I didn’t think much about death on seeing Cordoba for the first time 48 years ago. Now I view my own death and that of Lorca, executed by fascists in 1936, differently.
Cordoba is most renowned for its Mosque-Cathedral, an architectural wonder so unique it is a UNESCO World Heritage Site.
Built atop centuries-old Visigoth and Roman ruins in 786, the mosque became a pilgrimage site as important as Mecca. After founding Europe’s first university, Cordoba became a mecca of learning where scientists, religious leaders, artists, philosophers, government officials and astronomers exchanged information while the rest of Europe languished in the Dark Ages.
The mosque’s seemingly endless columns and arches are simultaneously mesmerizing and breathtaking – just as I remembered them 48 years ago. After the Catholic Monarchs forced the Jews and Muslims out of Spain, their descendants built a church inside the mosque. Appreciating the mosque’s beauty, the Catholic occupants carefully preserved its arches and sacred features, including prayer niches.
Even more impressive than its blend of Western and Eastern aesthetics is Cordoba’s lesson in history. For centuries, before Spain’s kings and queens reclaimed Spain, Christians, Jews and Muslims coexisted in peace in Cordoba.
Relearning this exceptional period of harmony gave me hope, making my trip to Spain nothing less than epic.
Click here for Part 1.
*Source: Britannica and Texan State Library and Archives Commission

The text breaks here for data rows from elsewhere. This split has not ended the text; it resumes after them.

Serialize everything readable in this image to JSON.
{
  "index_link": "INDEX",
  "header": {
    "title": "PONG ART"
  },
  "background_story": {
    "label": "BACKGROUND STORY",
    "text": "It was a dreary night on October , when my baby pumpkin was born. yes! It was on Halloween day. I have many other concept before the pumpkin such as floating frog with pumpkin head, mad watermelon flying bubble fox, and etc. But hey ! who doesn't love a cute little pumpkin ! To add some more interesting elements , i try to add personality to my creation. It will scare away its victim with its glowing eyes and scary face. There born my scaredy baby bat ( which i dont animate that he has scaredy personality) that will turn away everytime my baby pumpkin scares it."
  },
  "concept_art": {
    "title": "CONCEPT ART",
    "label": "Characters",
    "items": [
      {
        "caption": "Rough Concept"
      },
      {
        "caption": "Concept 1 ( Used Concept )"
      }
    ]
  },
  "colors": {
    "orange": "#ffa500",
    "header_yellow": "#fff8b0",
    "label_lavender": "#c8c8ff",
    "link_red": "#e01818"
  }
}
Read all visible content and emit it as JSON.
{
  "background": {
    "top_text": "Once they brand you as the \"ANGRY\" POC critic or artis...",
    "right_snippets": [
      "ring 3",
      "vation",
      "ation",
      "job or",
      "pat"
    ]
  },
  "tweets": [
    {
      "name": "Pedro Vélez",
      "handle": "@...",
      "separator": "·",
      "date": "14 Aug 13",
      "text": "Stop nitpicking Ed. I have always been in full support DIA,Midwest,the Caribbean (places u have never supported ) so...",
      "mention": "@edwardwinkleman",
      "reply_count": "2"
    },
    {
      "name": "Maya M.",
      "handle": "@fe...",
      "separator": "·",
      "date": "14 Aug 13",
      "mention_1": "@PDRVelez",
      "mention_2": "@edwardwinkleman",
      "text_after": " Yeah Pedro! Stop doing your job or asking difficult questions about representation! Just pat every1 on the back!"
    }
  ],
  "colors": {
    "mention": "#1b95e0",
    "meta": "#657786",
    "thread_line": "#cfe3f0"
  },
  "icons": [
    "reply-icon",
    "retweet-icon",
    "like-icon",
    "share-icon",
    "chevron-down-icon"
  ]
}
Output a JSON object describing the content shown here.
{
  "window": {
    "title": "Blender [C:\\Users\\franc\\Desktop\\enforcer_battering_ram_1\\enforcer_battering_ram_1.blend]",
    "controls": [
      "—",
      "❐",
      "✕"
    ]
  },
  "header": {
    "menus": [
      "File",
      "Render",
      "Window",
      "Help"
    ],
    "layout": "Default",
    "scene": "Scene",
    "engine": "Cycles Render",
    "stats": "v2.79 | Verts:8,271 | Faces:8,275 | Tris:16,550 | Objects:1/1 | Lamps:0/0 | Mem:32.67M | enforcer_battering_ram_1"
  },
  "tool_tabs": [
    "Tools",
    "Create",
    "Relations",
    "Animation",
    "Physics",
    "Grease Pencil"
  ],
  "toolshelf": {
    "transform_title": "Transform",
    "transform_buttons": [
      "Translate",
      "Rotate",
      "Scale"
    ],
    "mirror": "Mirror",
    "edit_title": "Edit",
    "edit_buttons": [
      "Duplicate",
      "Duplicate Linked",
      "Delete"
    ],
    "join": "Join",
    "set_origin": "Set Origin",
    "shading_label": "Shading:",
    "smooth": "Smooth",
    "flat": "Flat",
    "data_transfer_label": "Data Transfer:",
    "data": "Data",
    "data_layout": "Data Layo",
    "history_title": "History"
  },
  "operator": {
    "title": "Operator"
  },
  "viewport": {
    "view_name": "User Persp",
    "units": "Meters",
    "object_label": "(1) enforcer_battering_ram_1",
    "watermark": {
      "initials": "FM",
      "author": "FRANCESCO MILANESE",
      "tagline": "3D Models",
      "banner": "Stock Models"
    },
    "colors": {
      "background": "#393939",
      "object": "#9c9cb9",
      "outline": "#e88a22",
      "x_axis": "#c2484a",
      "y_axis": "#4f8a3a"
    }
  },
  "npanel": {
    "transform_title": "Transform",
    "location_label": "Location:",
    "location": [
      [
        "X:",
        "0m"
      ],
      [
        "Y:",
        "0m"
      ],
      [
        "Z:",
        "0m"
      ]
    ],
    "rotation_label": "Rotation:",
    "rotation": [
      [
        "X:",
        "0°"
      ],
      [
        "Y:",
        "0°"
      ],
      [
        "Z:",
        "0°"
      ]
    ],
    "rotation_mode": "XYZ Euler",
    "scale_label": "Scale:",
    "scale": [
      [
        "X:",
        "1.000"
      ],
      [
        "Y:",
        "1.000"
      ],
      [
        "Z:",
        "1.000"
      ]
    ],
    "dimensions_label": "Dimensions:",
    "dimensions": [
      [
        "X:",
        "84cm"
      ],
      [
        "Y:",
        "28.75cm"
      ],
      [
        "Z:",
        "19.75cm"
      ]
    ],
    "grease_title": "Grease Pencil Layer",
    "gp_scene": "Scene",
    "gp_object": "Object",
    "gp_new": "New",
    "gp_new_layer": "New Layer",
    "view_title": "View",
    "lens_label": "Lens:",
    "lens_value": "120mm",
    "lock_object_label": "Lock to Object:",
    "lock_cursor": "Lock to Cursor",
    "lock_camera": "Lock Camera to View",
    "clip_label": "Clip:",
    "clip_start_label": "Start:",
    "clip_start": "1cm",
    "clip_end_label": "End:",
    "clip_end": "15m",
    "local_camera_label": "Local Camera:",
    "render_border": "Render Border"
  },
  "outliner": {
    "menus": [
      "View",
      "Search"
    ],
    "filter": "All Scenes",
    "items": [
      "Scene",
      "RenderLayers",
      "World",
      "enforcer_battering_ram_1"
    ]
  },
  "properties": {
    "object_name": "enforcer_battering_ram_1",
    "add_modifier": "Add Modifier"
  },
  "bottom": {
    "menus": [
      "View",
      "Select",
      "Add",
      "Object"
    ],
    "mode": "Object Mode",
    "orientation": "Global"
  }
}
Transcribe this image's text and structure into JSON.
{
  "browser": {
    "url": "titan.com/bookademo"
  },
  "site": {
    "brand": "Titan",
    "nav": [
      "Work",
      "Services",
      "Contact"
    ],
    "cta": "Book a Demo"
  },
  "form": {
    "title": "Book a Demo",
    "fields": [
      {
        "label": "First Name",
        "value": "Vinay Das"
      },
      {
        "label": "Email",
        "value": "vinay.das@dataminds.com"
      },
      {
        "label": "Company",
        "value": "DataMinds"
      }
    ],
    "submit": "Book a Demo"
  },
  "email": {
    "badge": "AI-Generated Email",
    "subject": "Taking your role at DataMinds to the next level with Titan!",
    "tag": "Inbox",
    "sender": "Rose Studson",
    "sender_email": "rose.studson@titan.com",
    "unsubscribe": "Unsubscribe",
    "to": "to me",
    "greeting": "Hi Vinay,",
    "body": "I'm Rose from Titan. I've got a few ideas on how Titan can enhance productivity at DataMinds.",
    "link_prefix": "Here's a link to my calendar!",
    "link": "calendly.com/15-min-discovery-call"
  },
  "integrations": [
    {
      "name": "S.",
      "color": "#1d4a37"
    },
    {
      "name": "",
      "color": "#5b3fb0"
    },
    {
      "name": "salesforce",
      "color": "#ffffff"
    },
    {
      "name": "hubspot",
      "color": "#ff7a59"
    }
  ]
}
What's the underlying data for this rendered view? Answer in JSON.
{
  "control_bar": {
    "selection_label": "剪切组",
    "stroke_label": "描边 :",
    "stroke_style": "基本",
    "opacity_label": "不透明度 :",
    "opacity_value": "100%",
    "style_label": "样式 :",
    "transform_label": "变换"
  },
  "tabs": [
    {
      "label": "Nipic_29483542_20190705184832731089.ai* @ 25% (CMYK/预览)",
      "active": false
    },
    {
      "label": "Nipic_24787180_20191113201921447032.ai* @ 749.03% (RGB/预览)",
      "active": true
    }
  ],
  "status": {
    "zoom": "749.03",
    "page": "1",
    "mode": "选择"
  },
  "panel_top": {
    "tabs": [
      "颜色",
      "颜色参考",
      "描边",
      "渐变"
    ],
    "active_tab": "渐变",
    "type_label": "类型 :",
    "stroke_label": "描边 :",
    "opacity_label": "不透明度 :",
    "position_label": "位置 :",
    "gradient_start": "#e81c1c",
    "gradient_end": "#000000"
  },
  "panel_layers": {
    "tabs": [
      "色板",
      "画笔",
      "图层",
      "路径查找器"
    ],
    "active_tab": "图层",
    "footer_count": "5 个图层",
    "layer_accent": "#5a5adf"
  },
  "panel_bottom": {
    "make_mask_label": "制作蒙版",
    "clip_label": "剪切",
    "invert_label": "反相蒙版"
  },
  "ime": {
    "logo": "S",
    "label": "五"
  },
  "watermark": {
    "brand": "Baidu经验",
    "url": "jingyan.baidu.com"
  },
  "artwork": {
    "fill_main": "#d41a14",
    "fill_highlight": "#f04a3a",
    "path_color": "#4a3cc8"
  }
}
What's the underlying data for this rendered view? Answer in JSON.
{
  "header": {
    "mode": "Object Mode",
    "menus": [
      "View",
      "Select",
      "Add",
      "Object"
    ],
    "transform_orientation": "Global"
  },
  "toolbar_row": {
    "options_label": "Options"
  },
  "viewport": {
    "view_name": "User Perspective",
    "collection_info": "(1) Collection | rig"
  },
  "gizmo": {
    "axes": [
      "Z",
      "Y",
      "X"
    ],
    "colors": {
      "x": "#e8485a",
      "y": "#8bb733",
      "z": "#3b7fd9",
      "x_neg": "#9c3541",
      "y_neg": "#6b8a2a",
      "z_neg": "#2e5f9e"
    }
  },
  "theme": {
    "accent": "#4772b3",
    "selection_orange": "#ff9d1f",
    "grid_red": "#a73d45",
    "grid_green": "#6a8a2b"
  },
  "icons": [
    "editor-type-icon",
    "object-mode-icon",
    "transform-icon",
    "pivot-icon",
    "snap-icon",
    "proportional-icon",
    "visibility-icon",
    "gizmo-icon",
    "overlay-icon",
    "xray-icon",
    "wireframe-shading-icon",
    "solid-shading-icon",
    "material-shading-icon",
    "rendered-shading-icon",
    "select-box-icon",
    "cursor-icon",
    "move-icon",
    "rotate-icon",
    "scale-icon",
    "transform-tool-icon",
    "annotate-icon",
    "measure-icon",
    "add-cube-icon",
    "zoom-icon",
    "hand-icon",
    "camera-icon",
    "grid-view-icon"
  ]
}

Hagstrom is a journalist and a Phi Beta Kappa graduate of the University of California Berkeley. She is the author of Sara’s Children; The Destruction of Chmielnik, a World War II history text documenting the survival of five siblings in Nazi Germany’s death camps.
> Featured image/Angela Hu, CC BY2.0 via Wikimedia Commons. Cropped. (Hu titled her photo of the Guernica and its viewers “Picasso’s Guernica–impressive up close.”)
> Quote mark/Oakus 53, CC BY-SA4.0 via Wikimedia Commons
> Ruins of Guernica/Bundesarchiv, Bild 183-H25224. Unknown author. CC-BY-SA 3.0 via Wikimedia Commons.
> Real Casa deCorreos/Luis Garcia, CC BYU-SA3.0 via Wikimedia Commons.
Texts, prints, photos and other illustrative materials depicted in GUIDEPOST have been either contributed by the authors of each published work or, to the Magazine’s good-faith knowledge, are in the public domain or otherwise benefit from the allowances of Articles 9(2), 10, 10(bis), and applicable others of the Berne Convention for the Protection of literary and artistic works.